→ **ABOUT THIS TASK**
An exact reproduction of all the entries below is required.

======== DATA TO PROCESS ========

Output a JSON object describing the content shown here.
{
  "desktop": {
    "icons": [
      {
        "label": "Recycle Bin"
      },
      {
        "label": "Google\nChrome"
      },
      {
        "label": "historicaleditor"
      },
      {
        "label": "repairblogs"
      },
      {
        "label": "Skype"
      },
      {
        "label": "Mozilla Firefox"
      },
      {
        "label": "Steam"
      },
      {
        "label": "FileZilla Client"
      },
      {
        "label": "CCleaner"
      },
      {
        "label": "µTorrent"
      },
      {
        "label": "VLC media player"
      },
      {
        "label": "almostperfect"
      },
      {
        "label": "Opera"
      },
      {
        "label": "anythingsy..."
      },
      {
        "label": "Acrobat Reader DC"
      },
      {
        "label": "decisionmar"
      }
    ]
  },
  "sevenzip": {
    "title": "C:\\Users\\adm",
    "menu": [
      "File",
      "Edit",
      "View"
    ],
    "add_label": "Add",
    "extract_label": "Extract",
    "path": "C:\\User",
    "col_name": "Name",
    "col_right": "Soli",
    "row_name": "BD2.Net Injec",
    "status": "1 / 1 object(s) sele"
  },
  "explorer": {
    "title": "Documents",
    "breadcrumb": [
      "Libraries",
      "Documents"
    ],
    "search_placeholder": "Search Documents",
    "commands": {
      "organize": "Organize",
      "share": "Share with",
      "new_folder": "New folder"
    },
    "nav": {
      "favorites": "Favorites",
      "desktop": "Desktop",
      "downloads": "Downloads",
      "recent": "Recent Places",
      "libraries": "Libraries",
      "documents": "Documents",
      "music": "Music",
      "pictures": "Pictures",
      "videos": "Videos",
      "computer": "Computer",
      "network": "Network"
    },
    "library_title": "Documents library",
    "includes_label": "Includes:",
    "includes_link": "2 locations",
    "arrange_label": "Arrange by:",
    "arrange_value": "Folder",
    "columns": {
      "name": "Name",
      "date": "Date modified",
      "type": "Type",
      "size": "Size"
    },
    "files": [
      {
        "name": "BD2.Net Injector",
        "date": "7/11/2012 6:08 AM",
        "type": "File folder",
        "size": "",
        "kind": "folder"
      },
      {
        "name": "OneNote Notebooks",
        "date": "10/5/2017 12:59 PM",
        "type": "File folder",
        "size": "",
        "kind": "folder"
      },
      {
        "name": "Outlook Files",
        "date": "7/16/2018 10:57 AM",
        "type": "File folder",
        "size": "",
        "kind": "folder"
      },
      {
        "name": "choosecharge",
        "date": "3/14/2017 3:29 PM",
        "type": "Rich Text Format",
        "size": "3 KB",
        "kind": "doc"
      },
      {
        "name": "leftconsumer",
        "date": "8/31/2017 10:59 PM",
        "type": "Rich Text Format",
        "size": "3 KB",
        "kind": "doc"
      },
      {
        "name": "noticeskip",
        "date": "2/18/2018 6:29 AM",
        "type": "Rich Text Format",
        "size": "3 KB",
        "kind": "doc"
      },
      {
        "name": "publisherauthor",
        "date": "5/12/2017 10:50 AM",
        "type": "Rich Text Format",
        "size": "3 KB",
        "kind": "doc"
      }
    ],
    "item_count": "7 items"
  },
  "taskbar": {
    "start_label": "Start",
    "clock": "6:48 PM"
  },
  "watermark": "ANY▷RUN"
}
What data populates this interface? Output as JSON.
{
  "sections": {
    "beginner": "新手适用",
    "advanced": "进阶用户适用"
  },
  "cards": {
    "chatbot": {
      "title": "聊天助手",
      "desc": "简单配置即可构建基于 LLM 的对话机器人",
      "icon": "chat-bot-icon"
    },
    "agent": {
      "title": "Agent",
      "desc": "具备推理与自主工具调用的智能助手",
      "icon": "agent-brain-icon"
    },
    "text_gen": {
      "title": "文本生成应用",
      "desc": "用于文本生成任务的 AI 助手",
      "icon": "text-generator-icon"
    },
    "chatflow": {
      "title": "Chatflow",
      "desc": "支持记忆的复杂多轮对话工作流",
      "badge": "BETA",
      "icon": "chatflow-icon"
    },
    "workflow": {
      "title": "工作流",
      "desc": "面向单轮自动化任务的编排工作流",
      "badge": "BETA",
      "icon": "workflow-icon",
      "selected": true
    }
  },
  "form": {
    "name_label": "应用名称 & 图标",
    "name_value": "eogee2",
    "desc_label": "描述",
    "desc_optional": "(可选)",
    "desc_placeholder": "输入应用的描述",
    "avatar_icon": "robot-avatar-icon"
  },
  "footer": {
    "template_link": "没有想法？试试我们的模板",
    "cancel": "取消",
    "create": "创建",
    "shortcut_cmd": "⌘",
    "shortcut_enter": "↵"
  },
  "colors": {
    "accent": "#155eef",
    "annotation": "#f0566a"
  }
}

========

→ **ANSWER BOX**
Output a JSON object describing the content shown here.
{
  "desktop": {
    "icons": [
      {
        "label": "Recycle Bin"
      },
      {
        "label": "Google\nChrome"
      },
      {
        "label": "historicaleditor"
      },
      {
        "label": "repairblogs"
      },
      {
        "label": "Skype"
      },
      {
        "label": "Mozilla Firefox"
      },
      {
        "label": "Steam"
      },
      {
        "label": "FileZilla Client"
      },
      {
        "label": "CCleaner"
      },
      {
        "label": "µTorrent"
      },
      {
        "label": "VLC media player"
      },
      {
        "label": "almostperfect"
      },
      {
        "label": "Opera"
      },
      {
        "label": "anythingsy..."
      },
      {
        "label": "Acrobat Reader DC"
      },
      {
        "label": "decisionmar"
      }
    ]
  },
  "sevenzip": {
    "title": "C:\\Users\\adm",
    "menu": [
      "File",
      "Edit",
      "View"
    ],
    "add_label": "Add",
    "extract_label": "Extract",
    "path": "C:\\User",
    "col_name": "Name",
    "col_right": "Soli",
    "row_name": "BD2.Net Injec",
    "status": "1 / 1 object(s) sele"
  },
  "explorer": {
    "title": "Documents",
    "breadcrumb": [
      "Libraries",
      "Documents"
    ],
    "search_placeholder": "Search Documents",
    "commands": {
      "organize": "Organize",
      "share": "Share with",
      "new_folder": "New folder"
    },
    "nav": {
      "favorites": "Favorites",
      "desktop": "Desktop",
      "downloads": "Downloads",
      "recent": "Recent Places",
      "libraries": "Libraries",
      "documents": "Documents",
      "music": "Music",
      "pictures": "Pictures",
      "videos": "Videos",
      "computer": "Computer",
      "network": "Network"
    },
    "library_title": "Documents library",
    "includes_label": "Includes:",
    "includes_link": "2 locations",
    "arrange_label": "Arrange by:",
    "arrange_value": "Folder",
    "columns": {
      "name": "Name",
      "date": "Date modified",
      "type": "Type",
      "size": "Size"
    },
    "files": [
      {
        "name": "BD2.Net Injector",
        "date": "7/11/2012 6:08 AM",
        "type": "File folder",
        "size": "",
        "kind": "folder"
      },
      {
        "name": "OneNote Notebooks",
        "date": "10/5/2017 12:59 PM",
        "type": "File folder",
        "size": "",
        "kind": "folder"
      },
      {
        "name": "Outlook Files",
        "date": "7/16/2018 10:57 AM",
        "type": "File folder",
        "size": "",
        "kind": "folder"
      },
      {
        "name": "choosecharge",
        "date": "3/14/2017 3:29 PM",
        "type": "Rich Text Format",
        "size": "3 KB",
        "kind": "doc"
      },
      {
        "name": "leftconsumer",
        "date": "8/31/2017 10:59 PM",
        "type": "Rich Text Format",
        "size": "3 KB",
        "kind": "doc"
      },
      {
        "name": "noticeskip",
        "date": "2/18/2018 6:29 AM",
        "type": "Rich Text Format",
        "size": "3 KB",
        "kind": "doc"
      },
      {
        "name": "publisherauthor",
        "date": "5/12/2017 10:50 AM",
        "type": "Rich Text Format",
        "size": "3 KB",
        "kind": "doc"
      }
    ],
    "item_count": "7 items"
  },
  "taskbar": {
    "start_label": "Start",
    "clock": "6:48 PM"
  },
  "watermark": "ANY▷RUN"
}
What data populates this interface? Output as JSON.
{
  "sections": {
    "beginner": "新手适用",
    "advanced": "进阶用户适用"
  },
  "cards": {
    "chatbot": {
      "title": "聊天助手",
      "desc": "简单配置即可构建基于 LLM 的对话机器人",
      "icon": "chat-bot-icon"
    },
    "agent": {
      "title": "Agent",
      "desc": "具备推理与自主工具调用的智能助手",
      "icon": "agent-brain-icon"
    },
    "text_gen": {
      "title": "文本生成应用",
      "desc": "用于文本生成任务的 AI 助手",
      "icon": "text-generator-icon"
    },
    "chatflow": {
      "title": "Chatflow",
      "desc": "支持记忆的复杂多轮对话工作流",
      "badge": "BETA",
      "icon": "chatflow-icon"
    },
    "workflow": {
      "title": "工作流",
      "desc": "面向单轮自动化任务的编排工作流",
      "badge": "BETA",
      "icon": "workflow-icon",
      "selected": true
    }
  },
  "form": {
    "name_label": "应用名称 & 图标",
    "name_value": "eogee2",
    "desc_label": "描述",
    "desc_optional": "(可选)",
    "desc_placeholder": "输入应用的描述",
    "avatar_icon": "robot-avatar-icon"
  },
  "footer": {
    "template_link": "没有想法？试试我们的模板",
    "cancel": "取消",
    "create": "创建",
    "shortcut_cmd": "⌘",
    "shortcut_enter": "↵"
  },
  "colors": {
    "accent": "#155eef",
    "annotation": "#f0566a"
  }
}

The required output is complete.